To feed off your own creativity, you need to look back at your older creations. When you create often and capture all of your ideas, you are going to have a butt-ton of stuff you can look through to spark new inspiration. Don’t let judgmental thoughts invade this exercise. I don’t care if the work sucked. Look at the techniques you used, the color palette, the subject matter, and more. Pull ideas from the past. Recreate the work with your current skills. Interpret the work and figure out what you were trying to say. Can you refine the message? Do you have a different perspective to approach the work now?

When you look back at older work, you go through a creative recycling process. Old ideas get transformed into something new. If you keep working through the creative process (input–>incubation–>creation–>rest) by only using your own work and ideas from the past as input, you will start to see your voice and style develop even more.


If you try working through this practice of creativity in isolation and you can’t seem to produce anything–then you may simply need more input from the outside world. There is no wrong way to create. Right now, I try to find about 75% of my creative input within isolation, but I can never completely cut myself off from the outside world. That would be no fun.

So what do you think? Are you ready to try and feed off your own creative energy?

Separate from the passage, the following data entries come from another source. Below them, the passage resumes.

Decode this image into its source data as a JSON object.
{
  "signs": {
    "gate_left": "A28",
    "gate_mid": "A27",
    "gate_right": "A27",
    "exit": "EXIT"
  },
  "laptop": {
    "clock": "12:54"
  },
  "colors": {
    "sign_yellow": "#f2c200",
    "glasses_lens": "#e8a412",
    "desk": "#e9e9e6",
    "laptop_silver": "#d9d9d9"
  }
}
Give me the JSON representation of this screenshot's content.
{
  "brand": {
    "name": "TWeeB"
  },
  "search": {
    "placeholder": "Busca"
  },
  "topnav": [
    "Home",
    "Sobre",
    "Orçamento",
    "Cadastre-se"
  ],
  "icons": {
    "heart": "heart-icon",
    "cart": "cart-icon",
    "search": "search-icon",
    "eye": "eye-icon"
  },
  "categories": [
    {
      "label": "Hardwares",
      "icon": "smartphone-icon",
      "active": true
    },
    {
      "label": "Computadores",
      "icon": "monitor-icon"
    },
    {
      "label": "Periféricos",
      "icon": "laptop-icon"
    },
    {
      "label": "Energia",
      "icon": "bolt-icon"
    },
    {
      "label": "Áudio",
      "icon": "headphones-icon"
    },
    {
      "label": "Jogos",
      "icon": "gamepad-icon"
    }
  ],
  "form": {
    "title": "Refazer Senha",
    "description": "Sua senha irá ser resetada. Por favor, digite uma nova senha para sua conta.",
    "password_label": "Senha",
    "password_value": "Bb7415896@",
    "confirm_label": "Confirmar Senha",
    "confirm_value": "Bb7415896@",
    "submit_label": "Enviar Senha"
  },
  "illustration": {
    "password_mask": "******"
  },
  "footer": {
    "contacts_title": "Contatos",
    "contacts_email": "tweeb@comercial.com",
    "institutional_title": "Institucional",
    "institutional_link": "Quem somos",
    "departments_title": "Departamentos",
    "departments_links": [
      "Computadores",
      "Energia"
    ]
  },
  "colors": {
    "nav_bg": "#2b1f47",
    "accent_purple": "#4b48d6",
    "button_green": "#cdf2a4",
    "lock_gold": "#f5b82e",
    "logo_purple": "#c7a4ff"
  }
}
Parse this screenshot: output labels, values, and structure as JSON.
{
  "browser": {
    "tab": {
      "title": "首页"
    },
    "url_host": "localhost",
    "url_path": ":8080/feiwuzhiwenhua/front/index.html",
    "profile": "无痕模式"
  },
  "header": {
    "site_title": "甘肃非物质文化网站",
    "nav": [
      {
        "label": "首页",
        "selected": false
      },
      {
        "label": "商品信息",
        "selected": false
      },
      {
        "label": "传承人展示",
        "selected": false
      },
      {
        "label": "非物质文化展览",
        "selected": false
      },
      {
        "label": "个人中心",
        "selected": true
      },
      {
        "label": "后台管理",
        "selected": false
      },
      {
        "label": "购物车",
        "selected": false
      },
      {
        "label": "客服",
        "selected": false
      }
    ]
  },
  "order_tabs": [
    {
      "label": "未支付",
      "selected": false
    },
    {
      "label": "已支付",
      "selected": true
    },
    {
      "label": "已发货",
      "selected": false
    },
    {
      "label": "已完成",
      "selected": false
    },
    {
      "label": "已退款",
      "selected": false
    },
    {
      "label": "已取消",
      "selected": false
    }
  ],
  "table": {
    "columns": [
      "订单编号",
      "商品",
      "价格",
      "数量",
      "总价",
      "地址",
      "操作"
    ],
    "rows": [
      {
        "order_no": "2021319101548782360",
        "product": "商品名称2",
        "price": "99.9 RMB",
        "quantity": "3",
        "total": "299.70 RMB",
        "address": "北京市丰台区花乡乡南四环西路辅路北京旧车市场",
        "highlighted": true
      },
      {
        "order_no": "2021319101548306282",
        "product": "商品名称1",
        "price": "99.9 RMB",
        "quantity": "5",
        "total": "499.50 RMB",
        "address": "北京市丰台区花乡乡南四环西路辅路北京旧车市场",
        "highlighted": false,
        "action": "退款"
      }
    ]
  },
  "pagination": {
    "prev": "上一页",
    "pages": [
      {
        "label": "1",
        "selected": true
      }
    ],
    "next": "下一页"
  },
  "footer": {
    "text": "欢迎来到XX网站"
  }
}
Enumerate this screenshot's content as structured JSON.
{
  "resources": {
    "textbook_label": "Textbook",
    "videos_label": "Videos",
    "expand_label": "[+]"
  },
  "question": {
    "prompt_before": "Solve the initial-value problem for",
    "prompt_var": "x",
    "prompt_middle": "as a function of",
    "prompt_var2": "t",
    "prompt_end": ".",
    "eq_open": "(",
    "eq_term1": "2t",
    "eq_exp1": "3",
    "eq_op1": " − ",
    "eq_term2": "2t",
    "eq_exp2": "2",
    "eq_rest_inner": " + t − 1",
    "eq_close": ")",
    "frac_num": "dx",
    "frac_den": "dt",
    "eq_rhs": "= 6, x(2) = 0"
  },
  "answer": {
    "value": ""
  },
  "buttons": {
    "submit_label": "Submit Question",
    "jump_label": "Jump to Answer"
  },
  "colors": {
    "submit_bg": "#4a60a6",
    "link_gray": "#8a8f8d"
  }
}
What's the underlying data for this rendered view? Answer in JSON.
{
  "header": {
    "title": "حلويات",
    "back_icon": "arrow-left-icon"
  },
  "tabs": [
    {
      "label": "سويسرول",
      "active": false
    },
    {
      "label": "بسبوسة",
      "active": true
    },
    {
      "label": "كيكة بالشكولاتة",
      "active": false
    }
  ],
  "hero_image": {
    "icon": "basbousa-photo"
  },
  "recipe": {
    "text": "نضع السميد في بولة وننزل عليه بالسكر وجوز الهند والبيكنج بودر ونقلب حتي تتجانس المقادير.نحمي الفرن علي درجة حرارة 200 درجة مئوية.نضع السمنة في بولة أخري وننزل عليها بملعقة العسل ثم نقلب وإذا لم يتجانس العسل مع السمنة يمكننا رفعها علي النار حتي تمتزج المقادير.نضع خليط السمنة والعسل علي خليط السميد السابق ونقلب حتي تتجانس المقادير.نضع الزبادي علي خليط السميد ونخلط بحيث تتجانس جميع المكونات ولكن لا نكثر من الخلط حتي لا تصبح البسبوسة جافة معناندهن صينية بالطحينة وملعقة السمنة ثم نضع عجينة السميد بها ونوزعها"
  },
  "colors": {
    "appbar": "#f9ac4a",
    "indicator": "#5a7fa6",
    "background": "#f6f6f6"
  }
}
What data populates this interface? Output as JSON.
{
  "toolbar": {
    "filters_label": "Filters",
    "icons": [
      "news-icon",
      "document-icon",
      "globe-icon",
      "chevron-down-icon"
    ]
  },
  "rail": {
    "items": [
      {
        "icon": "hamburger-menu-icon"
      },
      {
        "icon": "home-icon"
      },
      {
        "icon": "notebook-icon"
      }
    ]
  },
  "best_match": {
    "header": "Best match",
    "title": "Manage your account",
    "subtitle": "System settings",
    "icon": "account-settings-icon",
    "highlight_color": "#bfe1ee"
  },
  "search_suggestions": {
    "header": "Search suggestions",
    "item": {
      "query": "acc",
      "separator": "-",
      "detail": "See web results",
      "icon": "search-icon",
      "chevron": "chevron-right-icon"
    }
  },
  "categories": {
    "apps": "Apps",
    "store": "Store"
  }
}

Please leave questions and comments below while commenting is open or reach out to me directly through Instagram or email. I’d love to hear from you! Make sure to sign up for my email list below to never miss a blog post. New posts are published every Tuesday (…sometimes Wednesday). And if you’d like to see more content like this in the future, consider becoming a Patron of mine! (See details below.)


Do want to help me create more blog content? I want to keep providing content like this for free, but I need your help. If you enjoy my blog posts and gain any inspiration from the content I put out there, please consider becoming a Patron of Messy Ever After on Patreon. Pledging just $1 a month enables me to keep helping artists like you. Plus, you get extra little perks!

Further Reading: